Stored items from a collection
-.-.-

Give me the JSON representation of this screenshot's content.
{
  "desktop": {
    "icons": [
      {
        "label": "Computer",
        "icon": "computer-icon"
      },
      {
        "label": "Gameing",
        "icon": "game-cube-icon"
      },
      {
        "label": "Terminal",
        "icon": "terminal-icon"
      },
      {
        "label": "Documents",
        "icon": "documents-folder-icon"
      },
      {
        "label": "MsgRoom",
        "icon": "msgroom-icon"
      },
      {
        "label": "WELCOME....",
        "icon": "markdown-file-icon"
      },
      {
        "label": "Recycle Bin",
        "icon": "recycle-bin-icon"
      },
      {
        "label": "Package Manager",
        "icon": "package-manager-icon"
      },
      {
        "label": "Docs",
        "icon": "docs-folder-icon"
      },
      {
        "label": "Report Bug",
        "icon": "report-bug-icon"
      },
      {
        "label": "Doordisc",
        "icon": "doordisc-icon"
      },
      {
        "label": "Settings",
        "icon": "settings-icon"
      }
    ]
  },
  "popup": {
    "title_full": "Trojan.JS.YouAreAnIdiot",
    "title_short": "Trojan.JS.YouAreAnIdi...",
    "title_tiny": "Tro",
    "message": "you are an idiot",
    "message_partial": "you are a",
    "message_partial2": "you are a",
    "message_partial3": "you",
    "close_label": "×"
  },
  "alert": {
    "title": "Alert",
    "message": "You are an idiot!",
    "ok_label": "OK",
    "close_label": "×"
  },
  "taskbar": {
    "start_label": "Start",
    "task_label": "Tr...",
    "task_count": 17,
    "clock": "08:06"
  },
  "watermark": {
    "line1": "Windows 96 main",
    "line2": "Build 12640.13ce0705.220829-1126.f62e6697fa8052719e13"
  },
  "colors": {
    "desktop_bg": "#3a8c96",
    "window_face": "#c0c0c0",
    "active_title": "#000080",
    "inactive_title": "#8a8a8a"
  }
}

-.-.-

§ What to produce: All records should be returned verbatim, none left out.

§ Answer to this exercise:
Give me the JSON representation of this screenshot's content.
{
  "desktop": {
    "icons": [
      {
        "label": "Computer",
        "icon": "computer-icon"
      },
      {
        "label": "Gameing",
        "icon": "game-cube-icon"
      },
      {
        "label": "Terminal",
        "icon": "terminal-icon"
      },
      {
        "label": "Documents",
        "icon": "documents-folder-icon"
      },
      {
        "label": "MsgRoom",
        "icon": "msgroom-icon"
      },
      {
        "label": "WELCOME....",
        "icon": "markdown-file-icon"
      },
      {
        "label": "Recycle Bin",
        "icon": "recycle-bin-icon"
      },
      {
        "label": "Package Manager",
        "icon": "package-manager-icon"
      },
      {
        "label": "Docs",
        "icon": "docs-folder-icon"
      },
      {
        "label": "Report Bug",
        "icon": "report-bug-icon"
      },
      {
        "label": "Doordisc",
        "icon": "doordisc-icon"
      },
      {
        "label": "Settings",
        "icon": "settings-icon"
      }
    ]
  },
  "popup": {
    "title_full": "Trojan.JS.YouAreAnIdiot",
    "title_short": "Trojan.JS.YouAreAnIdi...",
    "title_tiny": "Tro",
    "message": "you are an idiot",
    "message_partial": "you are a",
    "message_partial2": "you are a",
    "message_partial3": "you",
    "close_label": "×"
  },
  "alert": {
    "title": "Alert",
    "message": "You are an idiot!",
    "ok_label": "OK",
    "close_label": "×"
  },
  "taskbar": {
    "start_label": "Start",
    "task_label": "Tr...",
    "task_count": 17,
    "clock": "08:06"
  },
  "watermark": {
    "line1": "Windows 96 main",
    "line2": "Build 12640.13ce0705.220829-1126.f62e6697fa8052719e13"
  },
  "colors": {
    "desktop_bg": "#3a8c96",
    "window_face": "#c0c0c0",
    "active_title": "#000080",
    "inactive_title": "#8a8a8a"
  }
}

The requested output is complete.